      The reality is Jesus changed a number of laws we were given in the Old Testament. Jesus had plenty of time while walking here on earth to change everything the Father told him to. But, as we know there are many laws he never mentioned. Therefore the only reasonable inference we can draw is that Jesus was good with the law as written in Leviticus on man lying with man as with a woman being an abomination.

      I can’t wrap my head around the thought process progressive theologians use to come up with this stuff. The Bible is what it is, and for anyone to say “we will set aside some scripture as not being in keeping with the times,” or “that scripture was written for a different people in a different time and it does not apply today.” How do you reason those statements.
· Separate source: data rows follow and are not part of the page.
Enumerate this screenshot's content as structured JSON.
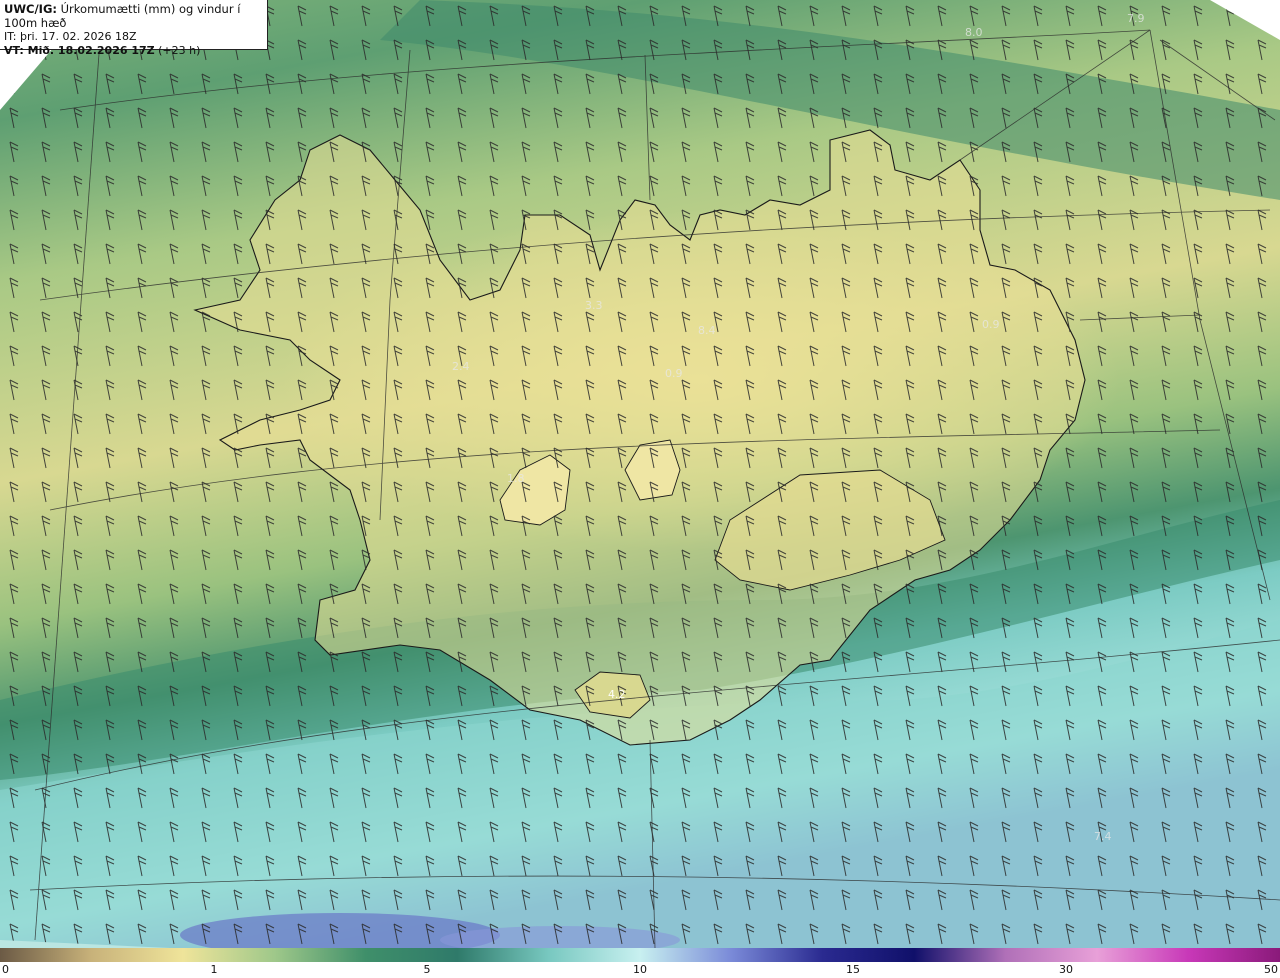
{
  "header": {
    "line1_bold": "UWC/IG:",
    "line1_text": " Úrkomumætti (mm) og vindur í 100m hæð",
    "line2": "IT: þri. 17. 02. 2026 18Z",
    "line3_bold": "VT: Mið. 18.02.2026 17Z",
    "line3_text": " (+23 h)"
  },
  "map_labels": [
    "8.0",
    "7.9",
    "3.3",
    "2.4",
    "8.4",
    "0.9",
    "0.9",
    "1.8",
    "4.2",
    "7.4"
  ],
  "colorbar": {
    "ticks": [
      "0",
      "1",
      "5",
      "10",
      "15",
      "30",
      "50"
    ],
    "colors": [
      "#6b5a45",
      "#c8b27a",
      "#efe49a",
      "#9fc88a",
      "#3f8f6a",
      "#2f7a6a",
      "#78c8c0",
      "#c8f0f0",
      "#7a8ad8",
      "#2a2a90",
      "#10106a",
      "#b070b8",
      "#e8a0d8",
      "#c838b8",
      "#8a1a7a"
    ]
  },
  "colors": {
    "background_green": "#8fba7c",
    "band_dark": "#3d8a6e",
    "land_yellow": "#e6de92",
    "sea_cyan": "#8fd8d2",
    "coast": "#1a1a1a"
  }
}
That would mean any scripture could be deleted or rewritten to meet the social needs of the times, when in fact the social needs of the time should be reflective of the scripture.

      This comment may not get posted either, but the reality is that anyone who does not believe the Bible to be the divine inspiration of God is clearly looking for something other than the Lord. The progressive movement to turn the Bible into an a-la-carte reference manual is lunacy.

      I welcome your comments.

      • Thanks for posting my cleaned up comment. I believe with all my heart that God has great things planned for traditionalist who have faith in His Word. I have seen nothing in writing or video from the WCA that doesn’t lead me to believe anything other than that the Holy Spirit has enveloped the WCA and traditionalist in general.

        I am excited about what God has planned for Methodist around the world. Too often folks think the UMC is Methodism when in fact it’s but a fraction of the 80 million Methodist around the world who are not affiliated with the UMC .

        Methodism is strong in America and around the world.

        May the Peace of Jesus Christ be with you all as we move forward in making disciples of Jesus Christ of all nations.

Speak Your Mind

*

This site uses Akismet to reduce spam. Learn how your comment data is processed.